> TASK DETAILS
Within the entries that follow, show each line where the word "this" occurs.

> DATASET RECORDS
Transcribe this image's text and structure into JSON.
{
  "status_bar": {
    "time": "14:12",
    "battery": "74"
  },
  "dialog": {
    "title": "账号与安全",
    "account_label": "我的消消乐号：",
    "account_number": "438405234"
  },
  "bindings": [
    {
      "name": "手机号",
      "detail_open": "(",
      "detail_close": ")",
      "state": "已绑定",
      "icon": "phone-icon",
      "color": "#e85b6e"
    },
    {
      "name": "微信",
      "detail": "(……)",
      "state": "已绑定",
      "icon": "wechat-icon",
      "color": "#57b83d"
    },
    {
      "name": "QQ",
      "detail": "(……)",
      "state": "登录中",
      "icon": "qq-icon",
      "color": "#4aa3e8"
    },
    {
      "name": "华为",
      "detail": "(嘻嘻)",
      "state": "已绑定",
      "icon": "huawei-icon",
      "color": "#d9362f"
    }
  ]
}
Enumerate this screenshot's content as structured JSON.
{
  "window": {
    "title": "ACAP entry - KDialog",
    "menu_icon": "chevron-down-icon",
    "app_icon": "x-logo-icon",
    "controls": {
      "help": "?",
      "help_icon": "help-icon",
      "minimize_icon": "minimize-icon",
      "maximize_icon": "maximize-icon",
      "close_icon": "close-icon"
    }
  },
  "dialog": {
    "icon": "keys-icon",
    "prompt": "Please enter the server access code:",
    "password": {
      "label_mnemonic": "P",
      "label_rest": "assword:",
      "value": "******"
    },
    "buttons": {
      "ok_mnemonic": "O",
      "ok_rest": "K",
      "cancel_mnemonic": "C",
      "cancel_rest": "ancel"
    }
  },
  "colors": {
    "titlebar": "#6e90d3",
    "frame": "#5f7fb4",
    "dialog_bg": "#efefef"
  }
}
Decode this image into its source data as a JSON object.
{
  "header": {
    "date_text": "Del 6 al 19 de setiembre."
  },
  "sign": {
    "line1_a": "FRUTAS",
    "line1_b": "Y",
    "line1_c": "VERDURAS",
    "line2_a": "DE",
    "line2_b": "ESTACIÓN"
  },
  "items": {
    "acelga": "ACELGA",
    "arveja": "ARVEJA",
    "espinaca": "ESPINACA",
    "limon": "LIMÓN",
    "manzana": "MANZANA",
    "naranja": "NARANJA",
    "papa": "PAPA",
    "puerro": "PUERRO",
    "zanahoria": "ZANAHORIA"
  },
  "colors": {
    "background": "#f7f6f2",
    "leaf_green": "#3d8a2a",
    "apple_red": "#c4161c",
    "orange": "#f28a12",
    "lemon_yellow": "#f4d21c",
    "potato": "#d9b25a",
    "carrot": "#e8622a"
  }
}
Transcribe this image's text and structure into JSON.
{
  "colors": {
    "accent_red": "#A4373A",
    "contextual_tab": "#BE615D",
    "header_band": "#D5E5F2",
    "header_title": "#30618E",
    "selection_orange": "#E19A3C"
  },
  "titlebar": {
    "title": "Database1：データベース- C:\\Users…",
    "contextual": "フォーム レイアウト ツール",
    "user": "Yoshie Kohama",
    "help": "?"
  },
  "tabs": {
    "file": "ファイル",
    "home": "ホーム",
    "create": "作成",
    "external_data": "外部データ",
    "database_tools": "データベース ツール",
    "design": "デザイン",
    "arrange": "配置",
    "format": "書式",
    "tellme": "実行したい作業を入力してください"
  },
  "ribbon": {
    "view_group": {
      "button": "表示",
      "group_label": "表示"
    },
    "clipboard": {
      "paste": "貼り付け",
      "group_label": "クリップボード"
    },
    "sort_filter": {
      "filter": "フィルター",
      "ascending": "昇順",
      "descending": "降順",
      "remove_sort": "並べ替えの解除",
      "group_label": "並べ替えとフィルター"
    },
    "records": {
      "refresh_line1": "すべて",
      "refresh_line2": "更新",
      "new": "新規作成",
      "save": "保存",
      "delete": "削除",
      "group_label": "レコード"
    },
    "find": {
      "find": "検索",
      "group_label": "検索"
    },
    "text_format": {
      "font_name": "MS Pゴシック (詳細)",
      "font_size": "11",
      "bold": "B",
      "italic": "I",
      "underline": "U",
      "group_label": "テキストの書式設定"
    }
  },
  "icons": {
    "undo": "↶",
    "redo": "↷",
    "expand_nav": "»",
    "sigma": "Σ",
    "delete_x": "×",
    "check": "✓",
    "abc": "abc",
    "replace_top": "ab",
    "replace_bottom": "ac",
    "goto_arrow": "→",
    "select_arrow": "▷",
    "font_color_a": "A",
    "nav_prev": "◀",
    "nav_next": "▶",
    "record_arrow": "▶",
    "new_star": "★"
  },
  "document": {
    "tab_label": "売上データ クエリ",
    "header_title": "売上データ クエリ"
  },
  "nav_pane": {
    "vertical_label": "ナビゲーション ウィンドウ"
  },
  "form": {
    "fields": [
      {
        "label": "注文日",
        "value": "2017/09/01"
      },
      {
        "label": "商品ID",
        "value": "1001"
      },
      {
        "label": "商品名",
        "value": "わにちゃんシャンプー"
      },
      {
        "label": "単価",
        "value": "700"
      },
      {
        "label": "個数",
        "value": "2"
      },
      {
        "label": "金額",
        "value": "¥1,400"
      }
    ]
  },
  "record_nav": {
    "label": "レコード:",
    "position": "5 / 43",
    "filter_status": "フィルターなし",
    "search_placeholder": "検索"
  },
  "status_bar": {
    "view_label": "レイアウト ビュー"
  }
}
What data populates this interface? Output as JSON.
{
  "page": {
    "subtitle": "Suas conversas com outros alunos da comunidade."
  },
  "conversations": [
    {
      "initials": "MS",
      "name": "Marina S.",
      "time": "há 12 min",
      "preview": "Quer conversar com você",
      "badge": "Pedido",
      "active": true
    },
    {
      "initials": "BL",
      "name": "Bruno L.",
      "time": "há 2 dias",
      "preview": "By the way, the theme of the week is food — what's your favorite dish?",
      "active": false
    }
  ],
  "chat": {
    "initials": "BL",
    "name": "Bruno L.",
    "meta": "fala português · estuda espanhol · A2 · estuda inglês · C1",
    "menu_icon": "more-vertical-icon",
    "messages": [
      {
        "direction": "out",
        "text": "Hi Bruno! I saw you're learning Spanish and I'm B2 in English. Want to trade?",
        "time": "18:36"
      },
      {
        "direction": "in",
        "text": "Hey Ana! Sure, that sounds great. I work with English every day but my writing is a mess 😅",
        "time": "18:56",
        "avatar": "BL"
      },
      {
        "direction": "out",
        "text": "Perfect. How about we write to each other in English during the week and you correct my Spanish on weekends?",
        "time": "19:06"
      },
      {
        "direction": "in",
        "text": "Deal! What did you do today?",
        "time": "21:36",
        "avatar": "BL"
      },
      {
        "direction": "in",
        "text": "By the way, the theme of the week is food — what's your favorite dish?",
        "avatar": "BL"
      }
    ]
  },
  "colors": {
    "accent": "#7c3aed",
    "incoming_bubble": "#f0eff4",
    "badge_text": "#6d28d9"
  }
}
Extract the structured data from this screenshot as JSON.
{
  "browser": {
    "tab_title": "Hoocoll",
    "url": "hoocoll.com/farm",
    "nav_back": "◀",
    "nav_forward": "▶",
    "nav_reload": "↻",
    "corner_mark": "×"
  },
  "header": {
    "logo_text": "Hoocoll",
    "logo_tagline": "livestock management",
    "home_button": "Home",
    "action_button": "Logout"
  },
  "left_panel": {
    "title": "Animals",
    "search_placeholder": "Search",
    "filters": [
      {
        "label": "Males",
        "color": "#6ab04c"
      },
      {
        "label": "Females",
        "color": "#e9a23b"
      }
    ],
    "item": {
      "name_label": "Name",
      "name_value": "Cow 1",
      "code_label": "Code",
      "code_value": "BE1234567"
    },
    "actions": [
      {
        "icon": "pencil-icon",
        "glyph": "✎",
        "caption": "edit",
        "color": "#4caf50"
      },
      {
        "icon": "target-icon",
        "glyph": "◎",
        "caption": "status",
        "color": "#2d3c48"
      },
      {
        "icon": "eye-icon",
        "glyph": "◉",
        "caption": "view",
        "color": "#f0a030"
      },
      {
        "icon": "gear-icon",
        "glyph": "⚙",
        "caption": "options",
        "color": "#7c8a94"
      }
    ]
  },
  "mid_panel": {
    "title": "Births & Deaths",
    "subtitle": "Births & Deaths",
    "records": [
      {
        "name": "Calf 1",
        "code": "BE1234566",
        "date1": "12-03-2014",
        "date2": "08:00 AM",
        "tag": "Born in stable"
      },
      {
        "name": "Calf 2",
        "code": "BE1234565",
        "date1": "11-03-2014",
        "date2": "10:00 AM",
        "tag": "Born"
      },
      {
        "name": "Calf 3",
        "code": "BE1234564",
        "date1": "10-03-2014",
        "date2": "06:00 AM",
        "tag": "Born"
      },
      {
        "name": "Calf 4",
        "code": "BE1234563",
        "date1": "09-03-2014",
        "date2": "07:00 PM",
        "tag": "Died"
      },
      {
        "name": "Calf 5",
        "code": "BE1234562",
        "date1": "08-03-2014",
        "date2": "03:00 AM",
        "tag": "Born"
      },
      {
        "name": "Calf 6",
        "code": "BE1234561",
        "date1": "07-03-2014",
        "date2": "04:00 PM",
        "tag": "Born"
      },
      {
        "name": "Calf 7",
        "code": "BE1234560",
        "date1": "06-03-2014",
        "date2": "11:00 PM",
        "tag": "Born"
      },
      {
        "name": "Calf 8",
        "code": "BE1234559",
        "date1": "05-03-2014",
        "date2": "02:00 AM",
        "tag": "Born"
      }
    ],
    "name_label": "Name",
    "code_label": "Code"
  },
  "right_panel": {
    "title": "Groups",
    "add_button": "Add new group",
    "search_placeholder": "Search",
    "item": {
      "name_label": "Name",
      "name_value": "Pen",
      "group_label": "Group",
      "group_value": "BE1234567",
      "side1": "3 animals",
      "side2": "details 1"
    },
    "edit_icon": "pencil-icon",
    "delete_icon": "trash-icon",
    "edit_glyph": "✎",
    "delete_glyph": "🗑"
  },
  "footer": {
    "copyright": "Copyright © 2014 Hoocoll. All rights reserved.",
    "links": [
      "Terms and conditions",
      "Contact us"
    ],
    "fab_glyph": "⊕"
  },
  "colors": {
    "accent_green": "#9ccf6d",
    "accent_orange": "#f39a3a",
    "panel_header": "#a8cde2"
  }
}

> RESPONSE AREA
Transcribe this image's text and structure into JSON.
Enumerate this screenshot's content as structured JSON.
Decode this image into its source data as a JSON object.
Transcribe this image's text and structure into JSON.
What data populates this interface? Output as JSON.
Extract the structured data from this screenshot as JSON.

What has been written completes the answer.